Tuesday, April 30, 2013

April 30th

I've been playing with my blog set up, as you can see.

I've also been moving through intense anxiety from posting my last few blogs.

Holy crap.

In case it was not patently obvious, I've been moving through more healing from my abusive religious upbringing these last few months.

A big part of this healing has been taking ownership over my story.

This is quite difficult to do. Out of all the healing that I have moved through, healing from religious wounds is by far the most confusing, conflicting, intense and frightening than any other.

This healing has been stretched out over the last several years. It's hard work.

What makes this so difficult is that the religious beliefs and framework that so deeply maimed me emotionally and spiritually are the same beliefs that others find valuable and life bringing in their lives.

So for years, I have suppressed my story, speaking of it here and there, and always feeling terrible afterward.

But I realized something important yesterday, as I was caught up in introspection, attempting to work through the intense anxiety and guilt that I felt.

What I realized was, that religious experienced happened to me. I can't ignore it. I can't continue indefinitely to suppress it.
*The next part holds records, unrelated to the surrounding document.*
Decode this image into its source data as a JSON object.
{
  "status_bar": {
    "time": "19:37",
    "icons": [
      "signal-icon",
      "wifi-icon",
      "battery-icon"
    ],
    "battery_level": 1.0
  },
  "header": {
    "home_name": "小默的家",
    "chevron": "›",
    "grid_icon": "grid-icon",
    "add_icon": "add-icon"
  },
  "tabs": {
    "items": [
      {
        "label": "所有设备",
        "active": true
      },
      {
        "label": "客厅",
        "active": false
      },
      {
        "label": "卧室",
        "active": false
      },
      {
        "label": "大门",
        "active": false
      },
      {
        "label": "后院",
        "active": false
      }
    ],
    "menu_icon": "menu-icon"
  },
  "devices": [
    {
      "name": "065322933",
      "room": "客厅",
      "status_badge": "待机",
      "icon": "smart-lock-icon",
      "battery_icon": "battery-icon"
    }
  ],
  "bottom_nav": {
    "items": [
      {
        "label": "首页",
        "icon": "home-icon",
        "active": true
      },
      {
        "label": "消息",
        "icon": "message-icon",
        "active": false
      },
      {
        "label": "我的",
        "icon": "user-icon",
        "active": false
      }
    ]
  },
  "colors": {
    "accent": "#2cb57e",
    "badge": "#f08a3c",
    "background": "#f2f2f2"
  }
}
For better or for worse- and in my case, it was a great deal for the worse, that was my childhood too. That religion was my entire world view for nearly twenty years- all the formative years of my life.

I can't ignore this fact. I must take ownership over what happened to me if I want to heal and this means that I must say this religious context hurt me.

I wish that I had another kind of childhood, another, more positive early religious experience, but I did not.

That religious context is and always will be a part of who I am and I must frame it in my own way, in order to come to terms with my own life. I must tell my own story.

This is exactly the same healing work that I did with the other abuses, but it was so much easier in those contexts because there is a general, society wide consensus that those things are horrific.

There is no such consensus on anything religious, good or bad. It's a huge, barbed tangle and so many people are so tenderly caught up in it, taking so many different positions, depending upon their life experience and where they are in their journey.

Eventually, I will move through this emotional space. Eventually, I will have identified and given voice to all the bonds that held me, falsely defined me and eventually, I will find those things that still have value, that added beauty and clarity to my life.

Those are there too.

In the meantime, I must be in it. It's terrifying and freeing; it's terribly lonely and yet I am learning to connect more deeply to others, slowly, tentatively.

I feel a deep desire to turn and reach back, to help anyone else who is coming out of any kind of bondage. I want to give voice to any who might not yet have theirs, if that is possible.

I want to constantly be demonstrating and sharing the incredible love and grace of God in my own life. Grace is unmerited favor and this unmerited favor rests on us all.

I believe this is the good news- the best news- we are already reconciled to God through the life and death of His Son. He is fully with us, each of us. As we grow into this knowledge, our lives fill up with love, inside and out.

I often think about the kind of gentle irony that I am praying for the same people who are no doubt praying for me and how these prayers are no doubt meeting and mingling in God, who is the only One large enough and loving enough to untangle them and heal us.

This is a gentle and humbling thought, and I am often resting in it, in the mystery of His love that claims and moves through us all.